maintained that Krawitz “states, for the first time, that he participates in
the ‘Oregon Medical Marijuana Program;’ ” and now “claims not that he is denied
VA pain treatment in Oregon but that the VA prohibits its physicians from
completing a state program form.” Resp’t Supp. Br. 1.
The majority’s new exception
declares that “[i]f the parties reasonably, but mistakenly, believed that the
initial filings before the court had sufficiently demonstrated standing, the
court may—as it did here—request supplemental affidavits and briefing.” Maj.
Op. 10 (citing Pub. Citizen, Inc., 489 F.3d at 1296-97; Am. Library
Ass’n, 401 F.3d at 492, 496); see also Maj. Op. 12 (suggesting we
should allow supplemental briefing if parties make a “reasonable effort” to
satisfy Rule 28(a)(7)). But Public Citizen and American Library
Association establish no such exception to our Rule. See, e.g., Am.
Library Ass’n, 401 F.3d at 492 (establishing exception if the petitioners
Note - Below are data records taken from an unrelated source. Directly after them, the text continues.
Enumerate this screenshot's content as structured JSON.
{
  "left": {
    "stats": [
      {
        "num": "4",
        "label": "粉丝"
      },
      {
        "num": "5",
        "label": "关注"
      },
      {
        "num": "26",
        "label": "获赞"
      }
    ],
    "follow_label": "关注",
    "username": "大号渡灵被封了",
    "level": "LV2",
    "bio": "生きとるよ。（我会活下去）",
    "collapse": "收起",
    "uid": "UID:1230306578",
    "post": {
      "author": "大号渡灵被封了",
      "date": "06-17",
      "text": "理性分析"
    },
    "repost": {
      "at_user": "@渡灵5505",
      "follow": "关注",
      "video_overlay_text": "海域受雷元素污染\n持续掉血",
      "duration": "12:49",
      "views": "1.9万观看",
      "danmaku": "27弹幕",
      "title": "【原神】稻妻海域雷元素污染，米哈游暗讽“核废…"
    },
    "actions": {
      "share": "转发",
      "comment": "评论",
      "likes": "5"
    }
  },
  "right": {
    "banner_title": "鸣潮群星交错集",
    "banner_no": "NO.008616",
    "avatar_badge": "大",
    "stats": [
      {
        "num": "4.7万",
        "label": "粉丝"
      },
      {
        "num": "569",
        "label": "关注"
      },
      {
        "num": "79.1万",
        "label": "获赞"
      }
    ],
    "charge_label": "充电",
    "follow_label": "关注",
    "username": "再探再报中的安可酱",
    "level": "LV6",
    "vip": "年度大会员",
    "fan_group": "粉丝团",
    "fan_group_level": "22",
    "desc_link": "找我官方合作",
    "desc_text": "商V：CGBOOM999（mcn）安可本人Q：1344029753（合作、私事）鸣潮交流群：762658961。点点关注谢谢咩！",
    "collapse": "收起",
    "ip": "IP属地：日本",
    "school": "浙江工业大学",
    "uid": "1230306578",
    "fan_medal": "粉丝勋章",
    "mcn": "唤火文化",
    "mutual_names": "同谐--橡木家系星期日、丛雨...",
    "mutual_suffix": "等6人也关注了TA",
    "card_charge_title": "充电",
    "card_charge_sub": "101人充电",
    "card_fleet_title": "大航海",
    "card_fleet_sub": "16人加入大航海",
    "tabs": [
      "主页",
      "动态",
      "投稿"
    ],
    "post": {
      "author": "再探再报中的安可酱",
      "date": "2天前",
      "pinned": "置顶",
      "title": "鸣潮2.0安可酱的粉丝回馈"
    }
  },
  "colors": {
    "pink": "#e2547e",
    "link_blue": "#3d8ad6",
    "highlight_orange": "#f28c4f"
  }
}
“reasonably [but mistakenly] believed their standing [was] self-evident”).
Moreover, I do not see how the majority’s new exception would not apply in
virtually every case—presumably parties do not make “unreasonable” standing
arguments or fail to use reasonable efforts to establish their standing.